== Task ==
Every line of the material below that holds the string "viratkohli" should be copied.

:: Supplied information

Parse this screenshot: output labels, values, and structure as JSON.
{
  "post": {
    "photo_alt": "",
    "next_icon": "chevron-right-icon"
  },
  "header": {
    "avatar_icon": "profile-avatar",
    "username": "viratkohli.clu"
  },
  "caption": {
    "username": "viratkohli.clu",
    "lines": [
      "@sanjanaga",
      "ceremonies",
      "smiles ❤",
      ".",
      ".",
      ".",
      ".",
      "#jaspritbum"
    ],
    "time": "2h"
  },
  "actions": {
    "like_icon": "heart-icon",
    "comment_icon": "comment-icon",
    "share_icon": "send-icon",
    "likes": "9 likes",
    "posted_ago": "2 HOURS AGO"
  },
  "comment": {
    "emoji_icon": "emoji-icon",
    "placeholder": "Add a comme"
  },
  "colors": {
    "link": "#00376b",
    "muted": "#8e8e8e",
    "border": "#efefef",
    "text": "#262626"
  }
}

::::

== Result of this exercise ==
    "username": "viratkohli.clu"
    "username": "viratkohli.clu",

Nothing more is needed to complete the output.